In 1980, a small group of Buddhists travelled home to the UK, deeply moved by the suffering they had witnessed among very vulnerable communities in Maharashtra, India and inspired by the teachings of social reformer Dr. Ambedkar.
Deciding they needed to act, they began fundraising in the UK while living together in a community to save money. Before long, a new form of door-to-door fundraising based on the non-violent principles of Buddhism began to emerge and Aid for India, today known as Karuna, was created.
For ours is a battle not for wealth or for power. It is a battle for freedom. It is a battle for the reclamation of the human personality.
– Dr. B. R. Ambedkar
Dr. B. R. Ambedkar
Born in 1891, Dr. Bhimrao Ambedkar was a social reformer and the architect of the Indian consitution. His vision of an India free from poverty and human indignity burns at the heart of Karuna’s ethos. To this day we still seek to continue that vision into all of our work.
40 years on, we are still committed to our Buddhist principles in the way we go about our work. We aim to create an organisation and community that facilitates personal, professional and spiritual development while we strive towards our collective purpose of ending discrimination, poverty and inequality.
Whilst the majority of our team in the UK practice Buddhism, we fund in-country partners, who come from a range of religious backgrounds and whom we have selected because they serve communities who are severely affected by discrimination. As such, we work with organisations who identify as Christian Dalit, Muslim Dalit, Buddhist, Hindu, Tribal or prefer to have no designation at all.

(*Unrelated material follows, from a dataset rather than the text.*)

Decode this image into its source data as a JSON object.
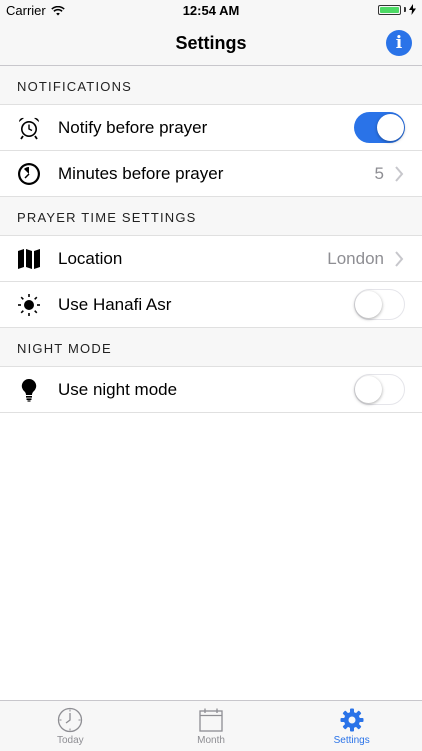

We do still fund a small number of explicitly Buddhist projects which offer free and low-cost retreats to people of any persuasion from the surrounding slum areas of Mumbai and Pune. Yet we ask our supporters at the time of sign up whether they are happy for a portion of their gift to go towards these projects (less than 5% of these total opted-in donations go towards projects of this kind).
At Karuna, ‘how’ we do things is as important as ‘what’ we do. We express our organisational values by working together as a ‘Buddhist Team-Based Right Livelihood.
A Buddhist Team-Based Right Livelihood has four characteristics
1 / ethical purpose
An ethical purpose which for us is overcoming discrimination
2 / No Exploitation
To take care of those working for the organisation and not exploit workers
3 / spiritual practice
Provide a framework for spiritual practice for the team
4 / Sustainability
Making sure the work is sustainable for the planet and future generations
How we fundraise
Many of our supporters learn about Karuna from a Karuna fundraiser, who knocked on their door. It is important to us that people have time to make a considered decision to support the charity and not feel pressured to give on the spot. Since the early 1980s, Karuna has fundraised in this way.
Whilst a handful of our fundraisers are employed by Karuna, the vast majority are volunteers, recruited from the UK and international Buddhist community. We do not use agencies.
The volunteers will usually fundraise in a city or large town for a period of six weeks. In this time, they will live together as a community, meditating, eating, sleeping, fundraising and sharing their experiences with each other.
The volunteer fundraisers are often professionals: teachers, carers, accountants, taking time out to volunteer for a charity whose work they feel passionate about.
Registered with the Fundraising Regulator, Karuna is committed to achieving the best possible standards of practice and the best experience for our supporters.